“That measure was done in contemplation of 9/11 to ensure that we have continuity of government,” said Rep. Nick LaLota (R-N.Y.). “There should be nothing to discuss. He’s got all the powers, duties and responsibilities.”
House Republicans have discussed forcing a vote to help protect any actions McHenry takes from legal challenges. GOP lawmakers have mulled different interactions of what that could look like; Rep. David Joyce (R-Ohio) has been discussing a resolution that would empower McHenry through Jan. 3. Republicans have also discussed formally electing McHenry as a temporary speaker with expanded powers.
“These are serious questions,” said Rep. Kelly Armstrong (R-N.D.). “This is second in line to the presidency of the United States. … Everybody seems to have a little different opinion.”
After Jim Jordan lost a secret-ballot vote on Friday in a dramatic fashion, Republicans now face a wide-open field as they head for another candidate forum on Monday evening. That frenzy has put the proposal to empower McHenry on the backburner, for now.

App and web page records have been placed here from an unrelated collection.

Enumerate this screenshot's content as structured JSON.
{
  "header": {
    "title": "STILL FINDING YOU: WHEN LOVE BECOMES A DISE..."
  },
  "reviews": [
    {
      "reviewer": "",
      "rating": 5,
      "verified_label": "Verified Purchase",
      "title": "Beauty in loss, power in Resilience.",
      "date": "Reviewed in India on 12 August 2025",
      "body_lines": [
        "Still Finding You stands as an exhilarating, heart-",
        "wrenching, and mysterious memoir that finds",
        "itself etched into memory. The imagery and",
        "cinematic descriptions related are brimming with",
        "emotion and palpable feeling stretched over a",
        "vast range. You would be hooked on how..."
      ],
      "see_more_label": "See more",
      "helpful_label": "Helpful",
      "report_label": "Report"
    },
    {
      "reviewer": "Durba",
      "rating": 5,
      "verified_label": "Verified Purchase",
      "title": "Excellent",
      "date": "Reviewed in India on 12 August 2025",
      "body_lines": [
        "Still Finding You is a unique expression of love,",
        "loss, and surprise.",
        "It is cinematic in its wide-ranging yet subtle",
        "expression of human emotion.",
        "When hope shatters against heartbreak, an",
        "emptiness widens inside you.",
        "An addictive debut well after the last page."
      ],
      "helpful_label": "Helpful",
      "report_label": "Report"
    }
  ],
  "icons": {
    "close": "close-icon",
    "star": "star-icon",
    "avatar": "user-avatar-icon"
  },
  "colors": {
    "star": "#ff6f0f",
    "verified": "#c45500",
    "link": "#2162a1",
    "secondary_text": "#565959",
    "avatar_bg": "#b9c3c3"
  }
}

Joyce said that McHenry “doesn’t want the job.” When asked about how to find a consensus in the conference, he pointed to the upcoming candidate forum.
“I think it was pretty clear that we need to empower a speaker and, for whatever reason, this group didn’t feel that was something that they wanted to do. So here we are on Day 20 — Monday will be 20 — and we’ll still be without getting anything done. And have wasted 20 of the 45 days that we have in the CR that they fired Kevin for,” Joyce said.
Quoting “The Princess Bride,” Armstrong added that the notion of a vote to empower McHenry appeared “mostly dead.”
That isn’t to say the idea couldn’t come back if Republicans continue to struggle to find their way out of their self-created wilderness. But it would likely face steep pushback from the conference’s right flank.
The Associated Press snapped a photo on Friday of a resolution from Freedom Caucus Chair Scott Perry (R-Pa.), who opposes the idea of empowering McHenry, to try to boot the North Carolinian from the office if he was elected as pro tem.
“There’s a lot of parliamentary questions around this because it’s never really been done,” said Rep. Andy Ogles (R-Tenn.), another Freedom Caucus member. “We don’t have a duly elected speaker, so can that power actually be transferred?”
One former House counsel agreed that the safest course for GOP lawmakers would be to take an affirmative vote — but he noted the calculus could change as the stagnant House plunges the nation closer to self-inflicted crisis.
“What is the wise course of action probably depends on how desperate the country becomes for House action if the House cannot muster a formal, affirmative vote,” said Kerry Kircher, the top House lawyer from 2011 to 2016.
Caitlin Emma contributed to this report.